The Modesto Bee reports that Patricia Mugrauer sued Modesto last year after a police officer entered her home without a warrant and pushed her. Mugrauer, a disabled senior, fell and broke her hip.

The lawsuit was settled for $745,651.01 plus legal costs, but the 69-year-old Mugrauer died on Jan. 26, a week after the settlement.

One of her attorneys, Sanjay Schmidt, says Modesto still owes the money to Mugrauer's estate.

Blake Loebs, the lead attorney representing the city, says the city's lawyers have looked at the effect Mugrauer's death has on the case. He declined to comment further, saying some issues have not been resolved.

Historically black colleges lawsuit has cost millions

BALTIMORE (AP) - A long-running dispute involving Maryland's historically black colleges has cost the Maryland Higher Education Commission millions.

The Baltimore Sun reports the commission has spent more than $2.2 million defending itself in the lawsuit, according to records provided to the paper under a Public Information Act request. The paper reports that about $925,000 went to law firm Venable LLP and $1.3 million to Zuckerman Spaeder LLP.

Advocates for the state's historically black colleges sued Maryland more than a decade ago, accusing the state of running a segregated university system.

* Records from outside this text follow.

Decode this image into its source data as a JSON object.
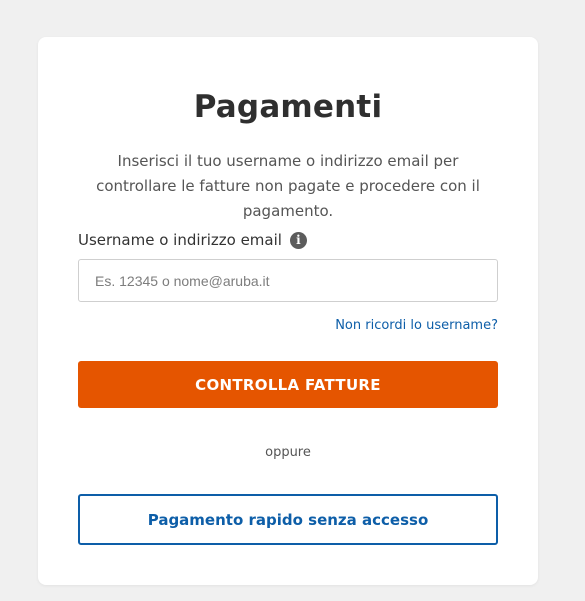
{
  "card": {
    "title": "Pagamenti",
    "intro": "Inserisci il tuo username o indirizzo email per controllare le fatture non pagate e procedere con il pagamento.",
    "field": {
      "label": "Username o indirizzo email",
      "info_icon": "info-icon",
      "info_glyph": "i",
      "placeholder": "Es. 12345 o nome@aruba.it",
      "value": ""
    },
    "forgot_link": "Non ricordi lo username?",
    "primary_button": "CONTROLLA FATTURE",
    "separator": "oppure",
    "secondary_button": "Pagamento rapido senza accesso"
  },
  "colors": {
    "background": "#f0f0f0",
    "card": "#ffffff",
    "primary": "#e55500",
    "link": "#0d5ea8",
    "title": "#2f2f2f",
    "body_text": "#555555"
  }
}
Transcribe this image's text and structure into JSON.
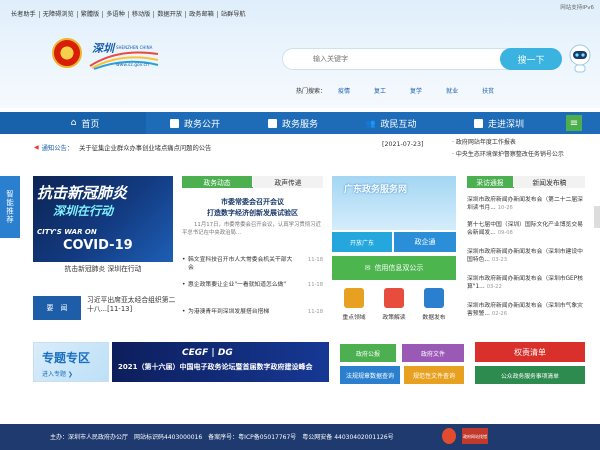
{
  "topbar": {
    "links": [
      "长者助手",
      "无障碍浏览",
      "繁體版",
      "多语种",
      "移动版",
      "数据开放",
      "政务邮箱",
      "站群导航"
    ],
    "ipv6": "网站支持IPv6"
  },
  "logo": {
    "title": "深圳",
    "sub": "SHENZHEN CHINA",
    "url": "www.sz.gov.cn"
  },
  "search": {
    "placeholder": "输入关键字",
    "button": "搜一下"
  },
  "hot": {
    "label": "热门搜索：",
    "items": [
      "疫情",
      "复工",
      "复学",
      "就业",
      "扶贫"
    ]
  },
  "nav": {
    "items": [
      "首页",
      "政务公开",
      "政务服务",
      "政民互动",
      "走进深圳"
    ],
    "menu": "≡"
  },
  "notice": {
    "label": "通知公告：",
    "text": "关于征集企业群众办事创业堵点痛点问题的公告",
    "date": "[2021-07-23]"
  },
  "side_news": [
    "政府网站年度工作报表",
    "中央生态环境保护督察整改任务销号公示"
  ],
  "smart": "智能推荐",
  "banner": {
    "top": "抗击新冠肺炎",
    "mid": "深圳在行动",
    "war": "CITY'S WAR ON",
    "covid": "COVID-19",
    "caption": "抗击新冠肺炎 深圳在行动"
  },
  "yaowen": {
    "label": "要　闻",
    "text": "习近平出席亚太经合组织第二十八...[11-13]"
  },
  "news_tabs": [
    "政务动态",
    "政声传递"
  ],
  "headline": {
    "title1": "市委常委会召开会议",
    "title2": "打造数字经济创新发展试验区",
    "summary": "11月17日，市委常委会召开会议，认真学习贯彻习近平总书记在中央政治局..."
  },
  "news": [
    {
      "text": "韩文宣科技召开市人大常委会机关干部大会",
      "date": "11-18"
    },
    {
      "text": "惠企政策要让企业\"一看就知道怎么做\"",
      "date": "11-18"
    },
    {
      "text": "为港澳青年到深圳发展搭台搭梯",
      "date": "11-18"
    }
  ],
  "gdapp": {
    "title": "广东政务服务网",
    "btn1": "开放广东",
    "btn2": "政企通"
  },
  "xinxi": "信用信息双公示",
  "services": [
    {
      "label": "重点领域",
      "color": "#e8a020"
    },
    {
      "label": "政策解读",
      "color": "#e84c3d"
    },
    {
      "label": "数据发布",
      "color": "#2a7fcf"
    }
  ],
  "rnews_tabs": [
    "采访通报",
    "新闻发布稿"
  ],
  "rnews": [
    {
      "text": "深圳市政府新闻办新闻发布会（第二十二届深圳读书月...",
      "date": "10-26"
    },
    {
      "text": "第十七届中国（深圳）国际文化产业博览交易会新闻发...",
      "date": "09-08"
    },
    {
      "text": "深圳市政府新闻办新闻发布会（深圳市建设中国特色...",
      "date": "03-23"
    },
    {
      "text": "深圳市政府新闻办新闻发布会（深圳市GEP核算\"1...",
      "date": "03-22"
    },
    {
      "text": "深圳市政府新闻办新闻发布会（深圳市气象灾害预警...",
      "date": "02-26"
    }
  ],
  "zhuanti": {
    "title": "专题专区",
    "link": "进入专题 ❯"
  },
  "forum": {
    "logo": "CEGF | DG",
    "text": "2021（第十六届）中国电子政务论坛暨首届数字政府建设峰会"
  },
  "gov_buttons": [
    "政府公报",
    "政府文件",
    "法规规章数据查询",
    "规范性文件查询"
  ],
  "qzqd": "权责清单",
  "gzh": "公众政务服务事项清单",
  "footer": {
    "text": "主办：深圳市人民政府办公厅　网站标识码4403000016　备案序号：粤ICP备05017767号　粤公网安备 44030402001126号",
    "badge": "政府网站找错"
  }
}
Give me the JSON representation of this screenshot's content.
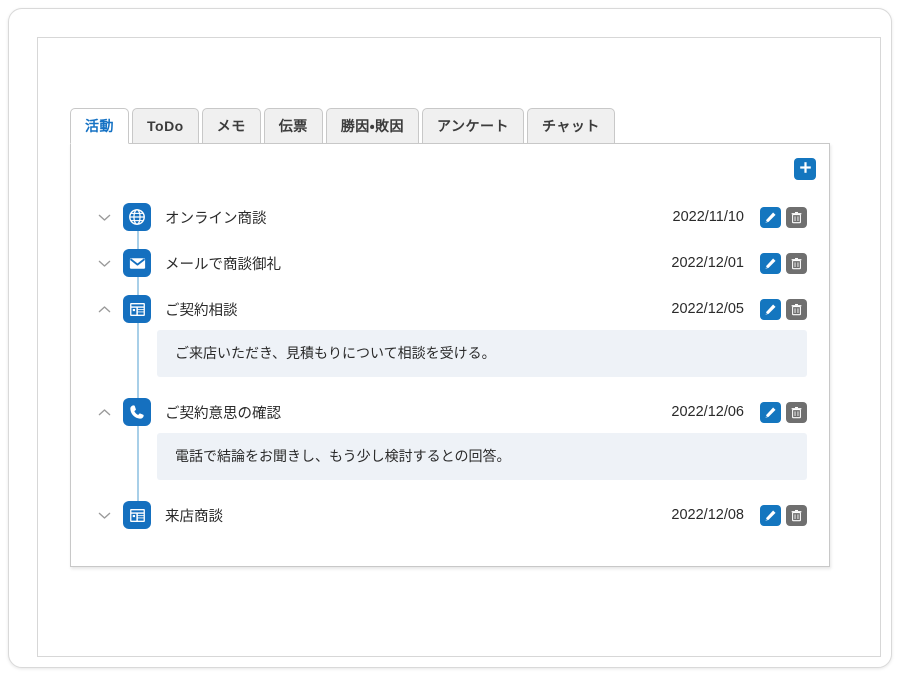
{
  "tabs": [
    {
      "label": "活動",
      "active": true
    },
    {
      "label": "ToDo",
      "active": false
    },
    {
      "label": "メモ",
      "active": false
    },
    {
      "label": "伝票",
      "active": false
    },
    {
      "label": "勝因・敗因",
      "active": false
    },
    {
      "label": "アンケート",
      "active": false
    },
    {
      "label": "チャット",
      "active": false
    }
  ],
  "toolbar": {
    "add_label": "+",
    "add_icon": "plus-icon"
  },
  "row_actions": {
    "edit_icon": "pencil-icon",
    "delete_icon": "trash-icon"
  },
  "colors": {
    "accent_blue": "#1570bf",
    "edit_blue": "#1476bf",
    "delete_gray": "#6f6f6f",
    "tab_active_text": "#1572c4",
    "detail_bg": "#eef2f7",
    "timeline_line": "#a8cfe8",
    "panel_border": "#c8c8c8"
  },
  "activities": [
    {
      "title": "オンライン商談",
      "date": "2022/11/10",
      "icon": "globe-icon",
      "expanded": false,
      "chevron": "chevron-down-icon",
      "detail": ""
    },
    {
      "title": "メールで商談御礼",
      "date": "2022/12/01",
      "icon": "envelope-icon",
      "expanded": false,
      "chevron": "chevron-down-icon",
      "detail": ""
    },
    {
      "title": "ご契約相談",
      "date": "2022/12/05",
      "icon": "store-icon",
      "expanded": true,
      "chevron": "chevron-up-icon",
      "detail": "ご来店いただき、見積もりについて相談を受ける。"
    },
    {
      "title": "ご契約意思の確認",
      "date": "2022/12/06",
      "icon": "phone-icon",
      "expanded": true,
      "chevron": "chevron-up-icon",
      "detail": "電話で結論をお聞きし、もう少し検討するとの回答。"
    },
    {
      "title": "来店商談",
      "date": "2022/12/08",
      "icon": "store-icon",
      "expanded": false,
      "chevron": "chevron-down-icon",
      "detail": ""
    }
  ]
}
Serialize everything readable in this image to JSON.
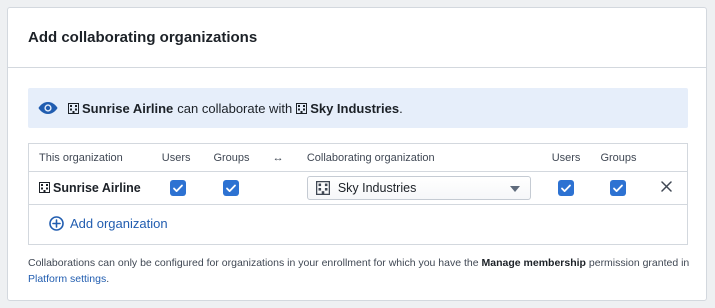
{
  "dialog": {
    "title": "Add collaborating organizations"
  },
  "callout": {
    "icon": "eye-icon",
    "org_a": "Sunrise Airline",
    "middle_text": "can collaborate with",
    "org_b": "Sky Industries",
    "end": "."
  },
  "table": {
    "headers": {
      "this_org": "This organization",
      "users": "Users",
      "groups": "Groups",
      "swap_icon": "↔",
      "collab_org": "Collaborating organization",
      "users2": "Users",
      "groups2": "Groups"
    },
    "row": {
      "this_org": "Sunrise Airline",
      "users_checked": true,
      "groups_checked": true,
      "collab_org": "Sky Industries",
      "collab_users_checked": true,
      "collab_groups_checked": true,
      "remove_icon": "×"
    },
    "add_label": "Add organization"
  },
  "footnote": {
    "part1": "Collaborations can only be configured for organizations in your enrollment for which you have the ",
    "bold": "Manage membership",
    "part2": " permission granted in ",
    "link": "Platform settings",
    "part3": "."
  },
  "colors": {
    "accent": "#2d72d2",
    "link": "#215db0",
    "callout_bg": "#e6eefa"
  }
}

Advocates argue that marquee academic programs at well-funded, traditionally white public universities erode similar programs at historically black colleges. They've called for some of the programs to be transferred to the historically black schools.

A trial on remedies began last month.

Mother of slain teen urges judge to reverse ruling

LITTLE ROCK, Ark. (AP) - A Little Rock woman whose son was killed by a police officer who was later fired and charged with manslaughter wants a federal judge to reconsider a ruling dismissing the city and a former police chief from her wrongful death lawsuit.

The Arkansas Democrat-Gazette reports Sylvia Perkins, mother of 15-year-old Bobby Moore, says the Jan. 27 ruling did not seem to adequately address documents she filed in the case.

U.S. District Judge Brian Miller dismissed the city of Little Rock and retired city police chief Stuart Thomas, leaving former officer Josh Hastings as the sole defendant.

Bobby Moore was shot and killed by Hastings about 5:30 a.m. Aug. 12, 2012, in a parking lot outside and apartment building. Hastings was tried twice but never convicted on a manslaughter charge.

Published: Tue, Feb 28, 2017